Enjoyed talking to you, you narrow-minded, anti-intellectual cretin with boot marked tongue.
I don’t think you’re trying hard enough, david.
Will not feed troll further.
“Education is not, and should not be, the core mission of the university.
The core mission of the university is scholarship.”
Historical note: It has not always been thus. In the past, universities were student centered and run. The watershed year was 1848. Now most undergraduates are minors, with limited rights.
The concept of the university is not set in stone.
Ha, I laughed and well said. What impelled me was I looked at Lorax’s website link-blog which he has written in corporate speak, and where he has posed himself in noodle wrist. I read the site carefully and found it disgusting, by its naivety and bullshit writing by a supposed professor. If I offended others please just blow it off. Visit his site and decide for yourself.

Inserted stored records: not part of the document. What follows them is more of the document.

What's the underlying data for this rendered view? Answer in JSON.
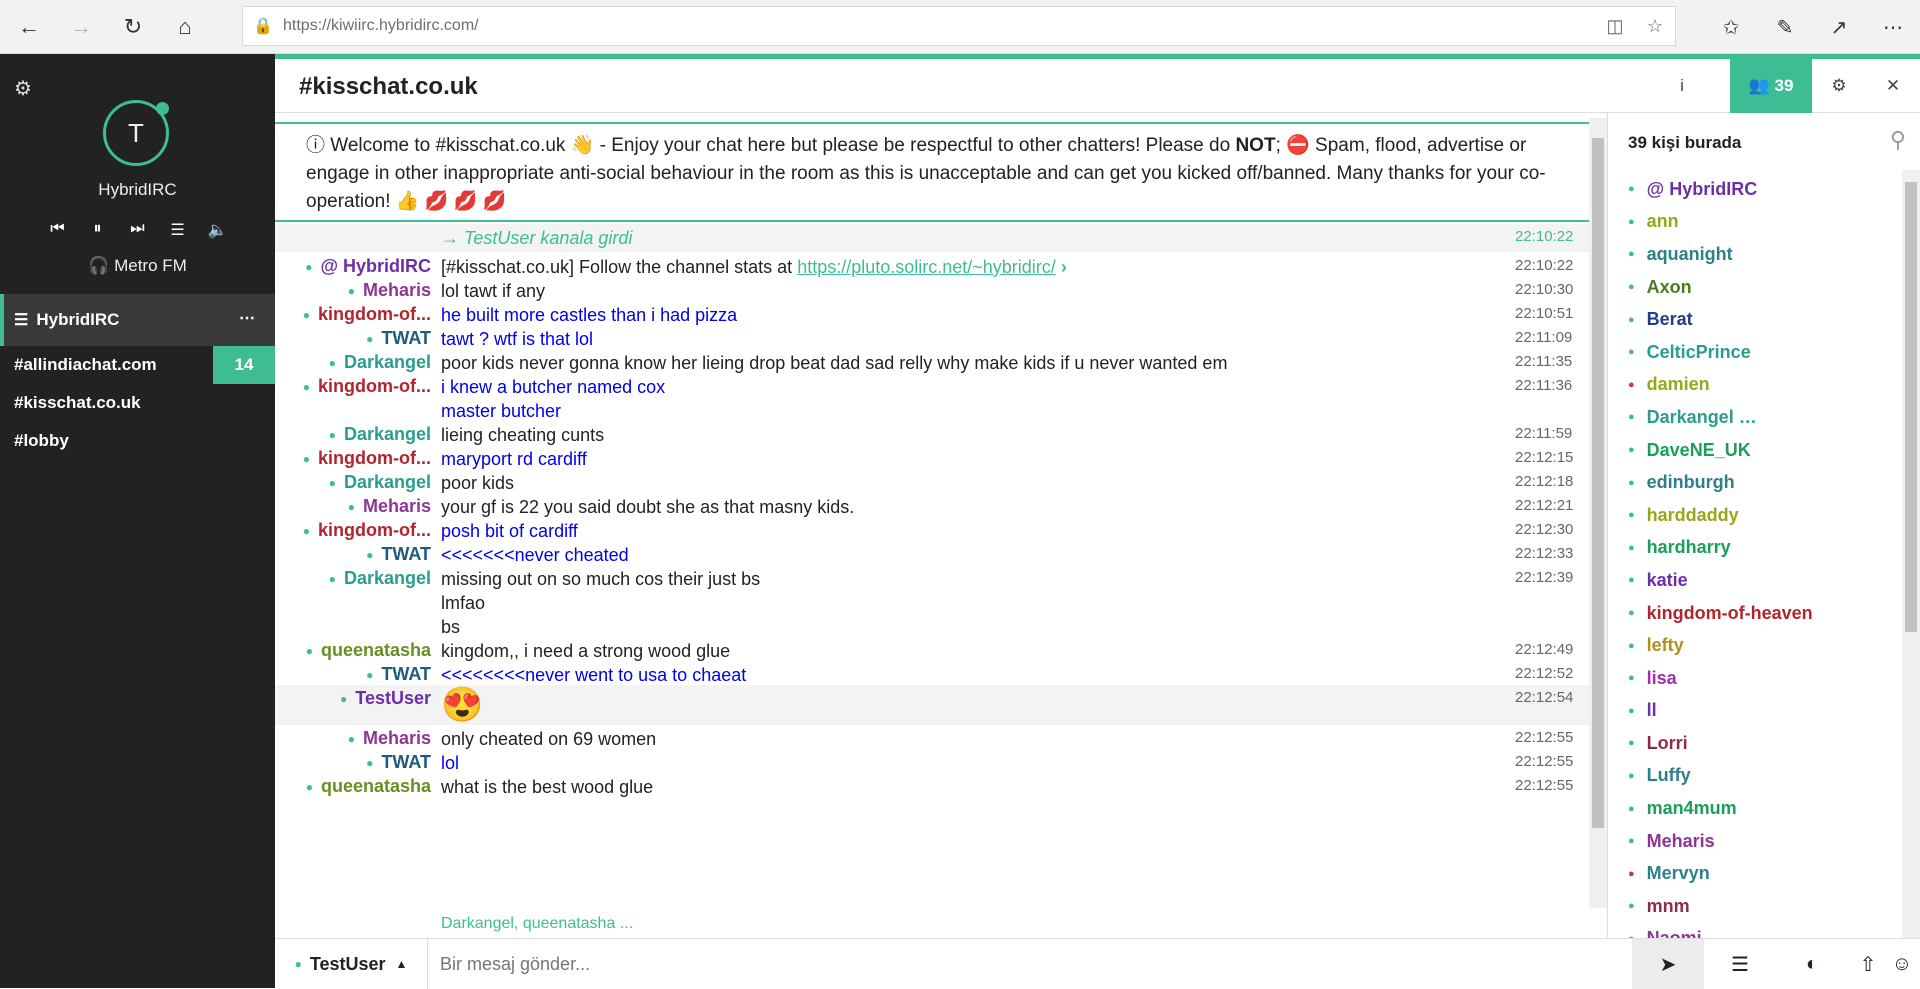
{
  "browser": {
    "url": "https://kiwiirc.hybridirc.com/"
  },
  "sidebar": {
    "avatar_letter": "T",
    "network_name": "HybridIRC",
    "radio_station": "Metro FM",
    "network_row_label": "HybridIRC",
    "channels": [
      {
        "name": "#allindiachat.com",
        "badge": "14"
      },
      {
        "name": "#kisschat.co.uk",
        "badge": ""
      },
      {
        "name": "#lobby",
        "badge": ""
      }
    ]
  },
  "header": {
    "channel_title": "#kisschat.co.uk",
    "info_label": "i",
    "user_count": "39"
  },
  "topic": {
    "part1": "ⓘ Welcome to #kisschat.co.uk 👋 - Enjoy your chat here but please be respectful to other chatters! Please do ",
    "bold": "NOT",
    "part2": "; ⛔ Spam, flood, advertise or engage in other inappropriate anti-social behaviour in the room as this is unacceptable and can get you kicked off/banned. Many thanks for your co-operation! 👍 💋 💋 💋"
  },
  "messages": [
    {
      "nick": "",
      "text": "→ TestUser kanala girdi",
      "time": "22:10:22",
      "kind": "join"
    },
    {
      "nick": "@ HybridIRC",
      "text": "[#kisschat.co.uk] Follow the channel stats at ",
      "link": "https://pluto.solirc.net/~hybridirc/",
      "time": "22:10:22",
      "color": "#6b2fa8"
    },
    {
      "nick": "Meharis",
      "text": "lol tawt if any",
      "time": "22:10:30",
      "color": "#8e3596"
    },
    {
      "nick": "kingdom-of...",
      "text": "he built  more  castles  than i had  pizza",
      "time": "22:10:51",
      "color": "#b0262c",
      "blue": true
    },
    {
      "nick": "TWAT",
      "text": "tawt ? wtf is that lol",
      "time": "22:11:09",
      "color": "#1f5a7a",
      "blue": true
    },
    {
      "nick": "Darkangel",
      "text": "poor kids never gonna know her lieing drop beat dad sad relly why make kids if u never wanted em",
      "time": "22:11:35",
      "color": "#2a9d8f"
    },
    {
      "nick": "kingdom-of...",
      "text": "i knew  a butcher  named  cox",
      "time": "22:11:36",
      "color": "#b0262c",
      "blue": true
    },
    {
      "nick": "",
      "text": "master  butcher",
      "time": "",
      "blue": true
    },
    {
      "nick": "Darkangel",
      "text": "lieing cheating cunts",
      "time": "22:11:59",
      "color": "#2a9d8f"
    },
    {
      "nick": "kingdom-of...",
      "text": "maryport  rd  cardiff",
      "time": "22:12:15",
      "color": "#b0262c",
      "blue": true
    },
    {
      "nick": "Darkangel",
      "text": "poor kids",
      "time": "22:12:18",
      "color": "#2a9d8f"
    },
    {
      "nick": "Meharis",
      "text": "your gf is 22 you said doubt she as that masny kids.",
      "time": "22:12:21",
      "color": "#8e3596"
    },
    {
      "nick": "kingdom-of...",
      "text": "posh  bit  of cardiff",
      "time": "22:12:30",
      "color": "#b0262c",
      "blue": true
    },
    {
      "nick": "TWAT",
      "text": "<<<<<<<never cheated",
      "time": "22:12:33",
      "color": "#1f5a7a",
      "blue": true
    },
    {
      "nick": "Darkangel",
      "text": "missing out on so much cos their just bs",
      "time": "22:12:39",
      "color": "#2a9d8f"
    },
    {
      "nick": "",
      "text": "lmfao",
      "time": ""
    },
    {
      "nick": "",
      "text": "bs",
      "time": ""
    },
    {
      "nick": "queenatasha",
      "text": "kingdom,, i  need a strong wood glue",
      "time": "22:12:49",
      "color": "#6b8e23"
    },
    {
      "nick": "TWAT",
      "text": "<<<<<<<<never went to usa to chaeat",
      "time": "22:12:52",
      "color": "#1f5a7a",
      "blue": true
    },
    {
      "nick": "TestUser",
      "text": "😍",
      "time": "22:12:54",
      "color": "#6b2fa8",
      "highlight": true
    },
    {
      "nick": "Meharis",
      "text": "only cheated on 69 women",
      "time": "22:12:55",
      "color": "#8e3596"
    },
    {
      "nick": "TWAT",
      "text": "lol",
      "time": "22:12:55",
      "color": "#1f5a7a",
      "blue": true
    },
    {
      "nick": "queenatasha",
      "text": "what is the best wood glue",
      "time": "22:12:55",
      "color": "#6b8e23"
    }
  ],
  "typing_indicator": "Darkangel, queenatasha ...",
  "input": {
    "nick": "TestUser",
    "placeholder": "Bir mesaj gönder..."
  },
  "userpanel": {
    "heading": "39 kişi burada",
    "users": [
      {
        "name": "@ HybridIRC",
        "color": "#6b2fa8",
        "away": false
      },
      {
        "name": "ann",
        "color": "#9aa61a",
        "away": false
      },
      {
        "name": "aquanight",
        "color": "#2d7f8c",
        "away": false
      },
      {
        "name": "Axon",
        "color": "#4a7c1f",
        "away": false
      },
      {
        "name": "Berat",
        "color": "#1f3f8c",
        "away": false
      },
      {
        "name": "CelticPrince",
        "color": "#2a9d8f",
        "away": false
      },
      {
        "name": "damien",
        "color": "#9aa61a",
        "away": true
      },
      {
        "name": "Darkangel …",
        "color": "#2a9d8f",
        "away": false
      },
      {
        "name": "DaveNE_UK",
        "color": "#1a9e5b",
        "away": false
      },
      {
        "name": "edinburgh",
        "color": "#2d7f8c",
        "away": false
      },
      {
        "name": "harddaddy",
        "color": "#9aa61a",
        "away": false
      },
      {
        "name": "hardharry",
        "color": "#1a9e5b",
        "away": false
      },
      {
        "name": "katie",
        "color": "#6b2fa8",
        "away": false
      },
      {
        "name": "kingdom-of-heaven",
        "color": "#b0262c",
        "away": false
      },
      {
        "name": "lefty",
        "color": "#b08f1a",
        "away": false
      },
      {
        "name": "lisa",
        "color": "#a02fa8",
        "away": false
      },
      {
        "name": "ll",
        "color": "#6b2fa8",
        "away": false
      },
      {
        "name": "Lorri",
        "color": "#8e2c44",
        "away": false
      },
      {
        "name": "Luffy",
        "color": "#2d7f8c",
        "away": false
      },
      {
        "name": "man4mum",
        "color": "#1a9e5b",
        "away": false
      },
      {
        "name": "Meharis",
        "color": "#8e3596",
        "away": false
      },
      {
        "name": "Mervyn",
        "color": "#2d7f8c",
        "away": true
      },
      {
        "name": "mnm",
        "color": "#8e2c44",
        "away": false
      },
      {
        "name": "Naomi",
        "color": "#8e3596",
        "away": false
      }
    ]
  }
}
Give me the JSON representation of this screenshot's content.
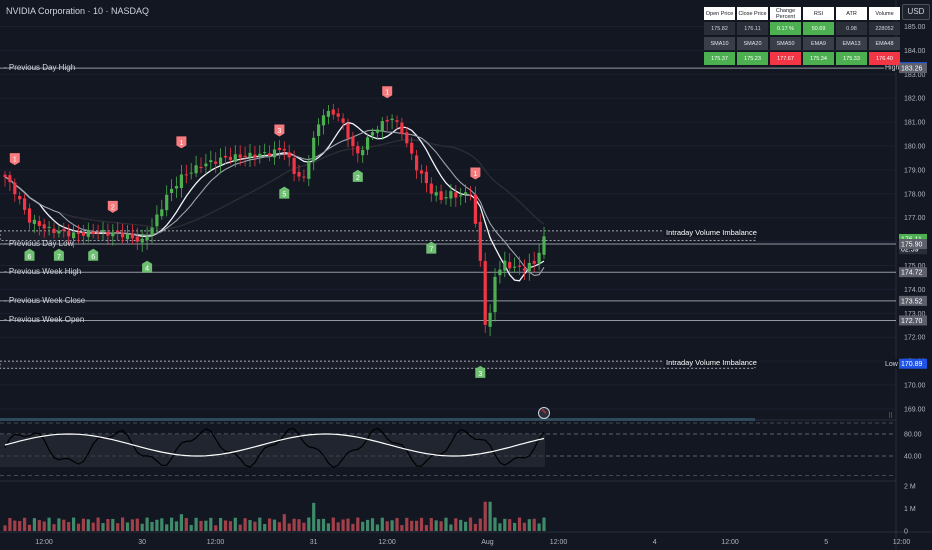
{
  "header": {
    "symbol_title": "NVIDIA Corporation · 10 · NASDAQ",
    "currency": "USD"
  },
  "stats_table": {
    "row1_headers": [
      "Open Price",
      "Close Price",
      "Change Percent",
      "RSI",
      "ATR",
      "Volume"
    ],
    "row1_values": [
      "175.82",
      "176.11",
      "0.17 %",
      "50.69",
      "0.98",
      "228052"
    ],
    "row1_value_styles": [
      "val",
      "val",
      "pos",
      "pos",
      "val",
      "val"
    ],
    "row2_headers": [
      "SMA10",
      "SMA20",
      "SMA50",
      "EMA9",
      "EMA13",
      "EMA48"
    ],
    "row2_values": [
      "175.37",
      "175.23",
      "177.67",
      "175.34",
      "175.33",
      "176.40"
    ],
    "row2_value_styles": [
      "pos",
      "pos",
      "neg",
      "pos",
      "pos",
      "neg"
    ]
  },
  "levels": [
    {
      "label": "Previous Day High",
      "price": 183.26
    },
    {
      "label": "Previous Day Low",
      "price": 175.9
    },
    {
      "label": "Previous Week High",
      "price": 174.72
    },
    {
      "label": "Previous Week Close",
      "price": 173.52
    },
    {
      "label": "Previous Week Open",
      "price": 172.7
    }
  ],
  "imbalances": [
    {
      "label": "Intraday Volume Imbalance",
      "top": 176.45,
      "bottom": 176.05
    },
    {
      "label": "Intraday Volume Imbalance",
      "top": 171.0,
      "bottom": 170.7
    }
  ],
  "price_tags": [
    {
      "text": "High",
      "price": 183.3,
      "color": "#1e53e5",
      "wide": true,
      "value": "183.30"
    },
    {
      "text": "183.26",
      "price": 183.26,
      "color": "#5d606b"
    },
    {
      "text": "176.11",
      "price": 176.11,
      "color": "#4caf50"
    },
    {
      "text": "02:59",
      "price": 175.68,
      "color": "#2a2e39"
    },
    {
      "text": "175.90",
      "price": 175.9,
      "color": "#5d606b"
    },
    {
      "text": "174.72",
      "price": 174.72,
      "color": "#5d606b"
    },
    {
      "text": "173.52",
      "price": 173.52,
      "color": "#5d606b"
    },
    {
      "text": "172.70",
      "price": 172.7,
      "color": "#5d606b"
    },
    {
      "text": "Low",
      "price": 170.89,
      "color": "#1e53e5",
      "wide": true,
      "value": "170.89"
    }
  ],
  "chart_data": {
    "type": "candlestick",
    "title": "NVIDIA Corporation · 10 · NASDAQ",
    "price_axis": {
      "ticks": [
        "185.00",
        "184.00",
        "183.00",
        "182.00",
        "181.00",
        "180.00",
        "179.00",
        "178.00",
        "177.00",
        "176.00",
        "175.00",
        "174.00",
        "173.00",
        "172.00",
        "171.00",
        "170.00",
        "169.00"
      ],
      "ylim": [
        168.5,
        185.4
      ]
    },
    "time_axis": {
      "ticks": [
        "12:00",
        "30",
        "12:00",
        "31",
        "12:00",
        "Aug",
        "12:00",
        "4",
        "12:00",
        "5",
        "12:00"
      ],
      "tick_index": [
        7,
        28,
        42,
        63,
        77,
        98,
        112,
        133,
        147,
        168,
        182
      ]
    },
    "bars_shown": 111,
    "close_anchors": [
      [
        0,
        178.7
      ],
      [
        2,
        178.1
      ],
      [
        5,
        176.9
      ],
      [
        9,
        176.5
      ],
      [
        14,
        176.3
      ],
      [
        19,
        176.4
      ],
      [
        24,
        176.3
      ],
      [
        28,
        176.0
      ],
      [
        30,
        176.6
      ],
      [
        33,
        177.9
      ],
      [
        36,
        178.7
      ],
      [
        40,
        179.2
      ],
      [
        45,
        179.5
      ],
      [
        50,
        179.6
      ],
      [
        54,
        179.7
      ],
      [
        57,
        179.9
      ],
      [
        59,
        178.9
      ],
      [
        61,
        178.6
      ],
      [
        63,
        180.3
      ],
      [
        65,
        181.4
      ],
      [
        68,
        181.3
      ],
      [
        70,
        180.4
      ],
      [
        72,
        179.6
      ],
      [
        74,
        180.3
      ],
      [
        76,
        180.8
      ],
      [
        79,
        181.2
      ],
      [
        81,
        180.6
      ],
      [
        84,
        179.1
      ],
      [
        87,
        178.1
      ],
      [
        89,
        177.8
      ],
      [
        91,
        178.0
      ],
      [
        93,
        177.9
      ],
      [
        95,
        178.1
      ],
      [
        97,
        175.2
      ],
      [
        98,
        172.6
      ],
      [
        99,
        172.9
      ],
      [
        100,
        174.6
      ],
      [
        102,
        175.1
      ],
      [
        104,
        174.9
      ],
      [
        106,
        174.9
      ],
      [
        108,
        175.1
      ],
      [
        110,
        176.1
      ]
    ],
    "price_markers": [
      {
        "label": "1",
        "bar": 2,
        "price": 179.2,
        "kind": "sell"
      },
      {
        "label": "6",
        "bar": 5,
        "price": 175.7,
        "kind": "buy"
      },
      {
        "label": "7",
        "bar": 11,
        "price": 175.7,
        "kind": "buy"
      },
      {
        "label": "6",
        "bar": 18,
        "price": 175.7,
        "kind": "buy"
      },
      {
        "label": "2",
        "bar": 22,
        "price": 177.2,
        "kind": "sell"
      },
      {
        "label": "4",
        "bar": 29,
        "price": 175.2,
        "kind": "buy"
      },
      {
        "label": "1",
        "bar": 36,
        "price": 179.9,
        "kind": "sell"
      },
      {
        "label": "3",
        "bar": 56,
        "price": 180.4,
        "kind": "sell"
      },
      {
        "label": "5",
        "bar": 57,
        "price": 178.3,
        "kind": "buy"
      },
      {
        "label": "2",
        "bar": 72,
        "price": 179.0,
        "kind": "buy"
      },
      {
        "label": "1",
        "bar": 78,
        "price": 182.0,
        "kind": "sell"
      },
      {
        "label": "7",
        "bar": 87,
        "price": 176.0,
        "kind": "buy"
      },
      {
        "label": "1",
        "bar": 96,
        "price": 178.6,
        "kind": "sell"
      },
      {
        "label": "3",
        "bar": 97,
        "price": 170.8,
        "kind": "buy"
      }
    ],
    "oscillator": {
      "ticks": [
        "80.00",
        "40.00"
      ],
      "ylim": [
        0,
        100
      ]
    },
    "volume": {
      "ticks": [
        "2 M",
        "1 M",
        "0"
      ],
      "ylim": [
        0,
        2000000
      ]
    }
  }
}
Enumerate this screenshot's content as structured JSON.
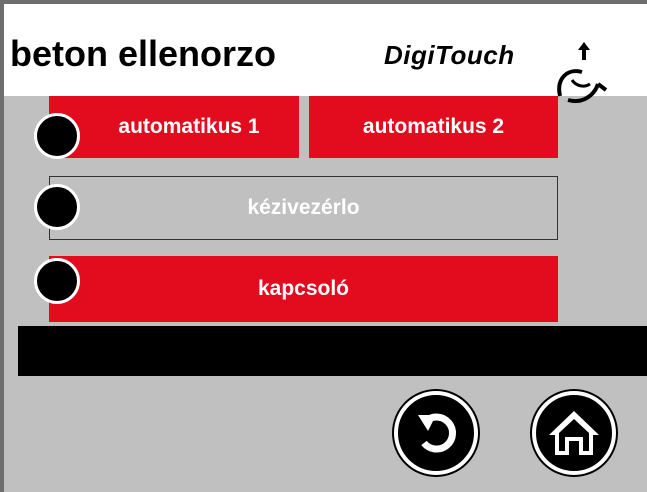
{
  "header": {
    "title": "beton ellenorzo",
    "logo_text": "DigiTouch"
  },
  "buttons": {
    "auto1": "automatikus 1",
    "auto2": "automatikus 2",
    "manual": "kézivezérlo",
    "switch": "kapcsoló"
  },
  "icons": {
    "back": "back-arrow-icon",
    "home": "home-icon"
  },
  "colors": {
    "active_button": "#e30c1e",
    "inactive_button": "#c0c0c0",
    "background": "#c0c0c0",
    "status_bar": "#000000"
  }
}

Lorax’s website is called the Interface of Science and Education. And where are these entities and what happened to Science Education in U’s? He has as much as admitted he has not read Thomas Henry Huxley’s Science and Education. That would be like an evolutionary biologist having never read the Origin. Lorax is ignorant as alleged, so to get out of some worthy work he wants to posit that because it’s old the issues discussed long ago are moot. He does not know what was said. I’ve referred everyone to specific works. Forget’em if you like, nothing to me.
His post was to the man, my replies same then.
David aka troll (and I apologize for feeding it),
You are of course entitled to your (anonymous and unsupported) opinions and I will not waste any time trying to discuss anything else with you.
But for the others here that don’t obey your requests to check out my blog (and thanks for any traffic you send my way), I just want to say david is either a fucking liar, a moron, or possibly both. My webiste is not called the Interface of Science and Education, it’s called Angry by Choice (you can find that out by putting your mouse over my screen name without even clicking the link). Even the short description says “Discussions on the interface between Science and Society, Politics, Religion, Life, and whatever else I decide to write about.”
I may be ignorant, but I will bask in the glory of not being an illiterate puke.
I’d reframe that to say that education is A core mission of the university, in addition to the creation and criticism of knowledge.
Surely you are aware that without education, the university would die out in a handful of generations because we’re all carbon-based.
“The core mission of the university is scholarship” ,bunk , The university mission is in theory to advance consensus knowledge. While in actuality it is the accepted method to defer participating in the rigor of life’s realities by delving into their theoretical aspects. Those who can, do and those with a propensity for indolence and/or avoidance, ride the gravy train of higher education, paraphrasing Kant Experience without theory is blind, but theory without experience is mere pretend intellect. Imitation like biological cloning creates a declining impetus where the maladies of age come sooner than later, a copy of a copy of a copy. Now this situation is ok if your intent is to create replacement parts, but not if the goal is to ameliorate knowledge.
The criterion for graduated degrees in higher education are a higher then average ability to read, write and obsequiously parrot the preconceived. This combination of attributes are not conducive to creative thinking, quite the contrary, as Kant so aptly put it “I had therefore to remove knowledge, in order to make room for belief ” . This is why the university mission to further consensus knowledge is intertwined with academia. The antagonistic perspectives and obvious questions of youth also serve as pathways to insight, while research lends credence to the sellable public illusion that academia has the ability to create superior intellect.